The President Felipe Calderón and his security officials assess how to defend their rights and reputation after Mexican activists asked the International Criminal Court (ICC) to investigate the president for the commission of possible crimes against humanity during the war on drugs.
One day after the President announced that explored proceed legally against those accused of crimes against humanity, the president’s spokeswoman said the government assesses how the president can assert their rights before they consider slanderous accusations.
“If a person as the President told murderer (has) every right to defend itself and in any case make claims for whoever has made this accusation,” said Alejandra Sota, a spokesman for Calderon in a radio interview.
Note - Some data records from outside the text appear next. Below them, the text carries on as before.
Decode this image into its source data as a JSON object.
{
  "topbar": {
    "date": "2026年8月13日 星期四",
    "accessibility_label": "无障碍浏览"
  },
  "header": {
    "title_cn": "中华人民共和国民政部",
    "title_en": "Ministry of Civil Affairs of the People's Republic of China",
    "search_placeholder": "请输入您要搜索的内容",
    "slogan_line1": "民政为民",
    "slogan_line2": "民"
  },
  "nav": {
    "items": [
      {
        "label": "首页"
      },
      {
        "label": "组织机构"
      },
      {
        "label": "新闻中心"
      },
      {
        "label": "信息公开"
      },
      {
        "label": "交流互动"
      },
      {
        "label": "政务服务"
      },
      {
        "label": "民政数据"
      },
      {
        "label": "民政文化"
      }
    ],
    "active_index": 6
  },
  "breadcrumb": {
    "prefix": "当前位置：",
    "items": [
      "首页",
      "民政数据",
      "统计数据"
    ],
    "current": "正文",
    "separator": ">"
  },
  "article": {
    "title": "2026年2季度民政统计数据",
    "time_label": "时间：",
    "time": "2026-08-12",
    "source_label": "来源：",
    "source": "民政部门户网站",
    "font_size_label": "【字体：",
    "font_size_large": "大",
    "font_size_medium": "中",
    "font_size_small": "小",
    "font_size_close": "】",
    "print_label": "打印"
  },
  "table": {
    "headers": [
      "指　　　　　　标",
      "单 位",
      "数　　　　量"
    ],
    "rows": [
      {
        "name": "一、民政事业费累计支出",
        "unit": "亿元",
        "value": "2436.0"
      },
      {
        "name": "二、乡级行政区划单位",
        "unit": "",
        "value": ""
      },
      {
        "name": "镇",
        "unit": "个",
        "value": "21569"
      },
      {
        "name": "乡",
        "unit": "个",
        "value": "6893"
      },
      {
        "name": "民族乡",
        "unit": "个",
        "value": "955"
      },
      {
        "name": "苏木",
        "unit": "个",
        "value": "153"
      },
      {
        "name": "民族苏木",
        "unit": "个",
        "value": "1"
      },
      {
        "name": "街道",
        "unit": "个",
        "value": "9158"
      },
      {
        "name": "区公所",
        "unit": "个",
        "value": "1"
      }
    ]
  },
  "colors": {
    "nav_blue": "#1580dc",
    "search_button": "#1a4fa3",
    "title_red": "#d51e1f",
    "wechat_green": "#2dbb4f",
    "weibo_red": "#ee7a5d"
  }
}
The spokeswoman said the president and his staff are entitled to defend his “honor” and “reputation.”
Netzaí Sandoval’s attorney, on behalf of Mexican activists, on Friday filed a request to the ICC to investigate the president. He said the document has at least 470 cases of what they consider violations of international humanitarian law by bodies like the Army, including torture and extrajudicial executions.
Sandoval said the request is accompanied by 23 000 signatures of several activists, academics, journalists and security experts.
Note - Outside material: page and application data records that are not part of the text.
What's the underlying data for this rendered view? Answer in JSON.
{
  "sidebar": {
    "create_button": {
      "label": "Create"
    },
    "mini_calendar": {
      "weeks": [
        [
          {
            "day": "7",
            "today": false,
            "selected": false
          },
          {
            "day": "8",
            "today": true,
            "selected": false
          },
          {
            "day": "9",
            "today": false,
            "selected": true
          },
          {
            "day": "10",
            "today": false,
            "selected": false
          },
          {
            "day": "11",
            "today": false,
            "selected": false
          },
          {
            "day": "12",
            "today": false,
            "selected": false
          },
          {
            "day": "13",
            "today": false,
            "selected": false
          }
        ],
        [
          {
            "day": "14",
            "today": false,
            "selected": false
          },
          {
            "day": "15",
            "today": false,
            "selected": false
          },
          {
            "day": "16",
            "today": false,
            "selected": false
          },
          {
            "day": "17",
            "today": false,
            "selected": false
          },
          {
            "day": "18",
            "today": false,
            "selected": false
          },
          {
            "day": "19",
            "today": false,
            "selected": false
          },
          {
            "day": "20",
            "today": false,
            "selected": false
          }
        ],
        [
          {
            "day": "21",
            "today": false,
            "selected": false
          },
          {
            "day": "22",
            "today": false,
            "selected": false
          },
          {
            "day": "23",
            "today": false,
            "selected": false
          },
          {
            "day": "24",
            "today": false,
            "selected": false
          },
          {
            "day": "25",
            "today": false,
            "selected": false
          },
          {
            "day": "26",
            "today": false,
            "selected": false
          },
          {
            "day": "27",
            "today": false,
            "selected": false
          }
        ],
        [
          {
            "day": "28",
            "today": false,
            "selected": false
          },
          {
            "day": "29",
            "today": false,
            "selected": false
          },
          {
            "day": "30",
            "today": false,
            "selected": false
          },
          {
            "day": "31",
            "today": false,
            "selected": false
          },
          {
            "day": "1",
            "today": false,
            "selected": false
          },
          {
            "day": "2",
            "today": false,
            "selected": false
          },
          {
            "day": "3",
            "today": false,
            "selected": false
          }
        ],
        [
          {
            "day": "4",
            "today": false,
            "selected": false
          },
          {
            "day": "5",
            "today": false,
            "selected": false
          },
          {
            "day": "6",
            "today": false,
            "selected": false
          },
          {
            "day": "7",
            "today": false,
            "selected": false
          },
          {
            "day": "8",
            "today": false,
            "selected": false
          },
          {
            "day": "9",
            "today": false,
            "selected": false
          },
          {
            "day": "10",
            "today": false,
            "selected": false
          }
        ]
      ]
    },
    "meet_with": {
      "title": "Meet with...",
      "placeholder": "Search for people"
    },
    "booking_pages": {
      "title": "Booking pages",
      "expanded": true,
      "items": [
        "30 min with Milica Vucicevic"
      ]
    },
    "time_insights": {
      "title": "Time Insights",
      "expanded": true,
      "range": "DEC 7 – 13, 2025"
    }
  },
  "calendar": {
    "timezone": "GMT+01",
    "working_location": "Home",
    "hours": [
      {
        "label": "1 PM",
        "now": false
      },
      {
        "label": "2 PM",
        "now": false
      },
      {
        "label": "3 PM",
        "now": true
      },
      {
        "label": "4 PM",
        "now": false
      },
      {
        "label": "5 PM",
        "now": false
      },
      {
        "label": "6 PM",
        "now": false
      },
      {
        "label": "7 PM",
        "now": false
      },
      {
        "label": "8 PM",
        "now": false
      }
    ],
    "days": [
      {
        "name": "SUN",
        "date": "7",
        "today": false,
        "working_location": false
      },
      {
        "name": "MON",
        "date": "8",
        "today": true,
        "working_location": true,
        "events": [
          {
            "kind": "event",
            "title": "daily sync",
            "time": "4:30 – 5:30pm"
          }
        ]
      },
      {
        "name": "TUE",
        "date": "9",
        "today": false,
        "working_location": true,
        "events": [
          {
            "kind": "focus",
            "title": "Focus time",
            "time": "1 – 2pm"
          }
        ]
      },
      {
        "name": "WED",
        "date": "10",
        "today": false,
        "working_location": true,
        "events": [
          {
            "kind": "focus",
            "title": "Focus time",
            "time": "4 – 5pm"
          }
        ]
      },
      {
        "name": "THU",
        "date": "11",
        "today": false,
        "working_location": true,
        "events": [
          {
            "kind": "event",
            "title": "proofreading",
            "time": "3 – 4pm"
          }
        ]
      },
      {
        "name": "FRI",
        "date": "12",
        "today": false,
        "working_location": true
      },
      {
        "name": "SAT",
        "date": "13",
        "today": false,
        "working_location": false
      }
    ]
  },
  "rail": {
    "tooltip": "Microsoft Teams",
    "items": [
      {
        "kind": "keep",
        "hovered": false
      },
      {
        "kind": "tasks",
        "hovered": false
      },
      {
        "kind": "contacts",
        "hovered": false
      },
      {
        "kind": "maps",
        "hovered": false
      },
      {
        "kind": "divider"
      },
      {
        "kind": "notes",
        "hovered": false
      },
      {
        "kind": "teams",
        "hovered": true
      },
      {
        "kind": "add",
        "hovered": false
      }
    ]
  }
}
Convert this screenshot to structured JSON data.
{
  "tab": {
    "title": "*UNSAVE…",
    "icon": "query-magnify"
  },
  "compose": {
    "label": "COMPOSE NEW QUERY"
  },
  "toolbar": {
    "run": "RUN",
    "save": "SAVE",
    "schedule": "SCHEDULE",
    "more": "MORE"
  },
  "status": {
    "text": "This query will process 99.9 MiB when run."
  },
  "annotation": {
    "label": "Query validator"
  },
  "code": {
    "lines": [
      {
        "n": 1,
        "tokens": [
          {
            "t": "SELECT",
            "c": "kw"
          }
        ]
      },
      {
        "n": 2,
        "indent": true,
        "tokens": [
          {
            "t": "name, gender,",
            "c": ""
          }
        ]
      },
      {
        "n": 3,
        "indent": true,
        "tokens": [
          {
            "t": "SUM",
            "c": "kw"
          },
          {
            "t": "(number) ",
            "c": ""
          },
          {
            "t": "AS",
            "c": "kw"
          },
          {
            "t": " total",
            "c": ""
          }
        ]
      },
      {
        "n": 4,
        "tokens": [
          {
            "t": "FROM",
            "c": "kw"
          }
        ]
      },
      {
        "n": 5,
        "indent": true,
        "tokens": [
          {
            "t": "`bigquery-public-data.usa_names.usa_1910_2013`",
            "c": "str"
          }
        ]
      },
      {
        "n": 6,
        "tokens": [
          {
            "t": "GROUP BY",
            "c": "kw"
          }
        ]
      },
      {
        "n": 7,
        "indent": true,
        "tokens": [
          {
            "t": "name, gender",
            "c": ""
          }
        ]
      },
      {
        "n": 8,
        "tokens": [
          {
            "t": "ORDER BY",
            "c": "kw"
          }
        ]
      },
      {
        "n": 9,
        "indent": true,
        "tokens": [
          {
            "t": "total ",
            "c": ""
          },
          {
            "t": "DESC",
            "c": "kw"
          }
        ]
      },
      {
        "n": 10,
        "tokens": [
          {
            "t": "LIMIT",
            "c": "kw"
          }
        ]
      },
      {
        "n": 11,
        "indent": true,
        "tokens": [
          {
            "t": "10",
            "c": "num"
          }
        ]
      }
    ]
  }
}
The lawsuit also names as possible perpetrators of crimes against humanity to members of drug trafficking and specifically mentions Joaquin “El Chapo” Guzman, considered the leader of the Sinaloa cartel.
A statement from the Presidency exploring warned on Sunday that legal action after the filing of the petition, which led to the attorney Sandoval to consider what the government did begin to understand is that a persecution against the signatories.
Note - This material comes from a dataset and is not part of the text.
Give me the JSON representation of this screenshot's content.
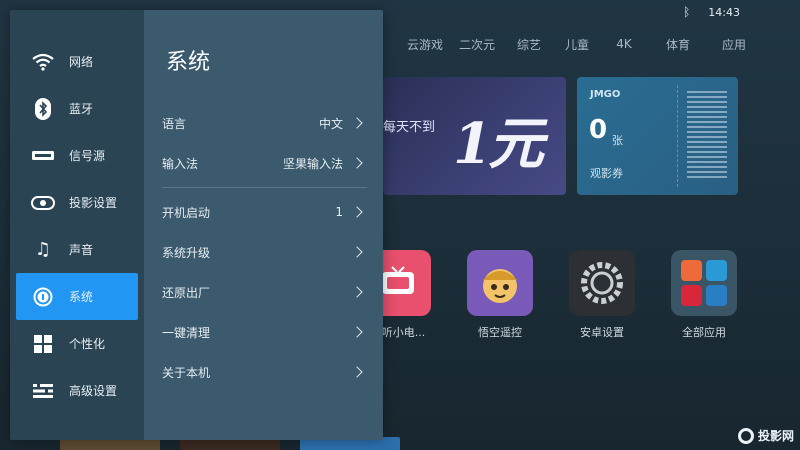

“Particularly is threatening us,” said Sandoval.
He noted that the signatories only exercise their freedom of speech by asking the ICC to investigate the president.
- Mexican government rejects war crimes allegations (guardian.co.uk)
- Group files war-crimes complaint against Calderon (sfgate.com)
- Mexico activists seek ICC probe (bbc.co.uk)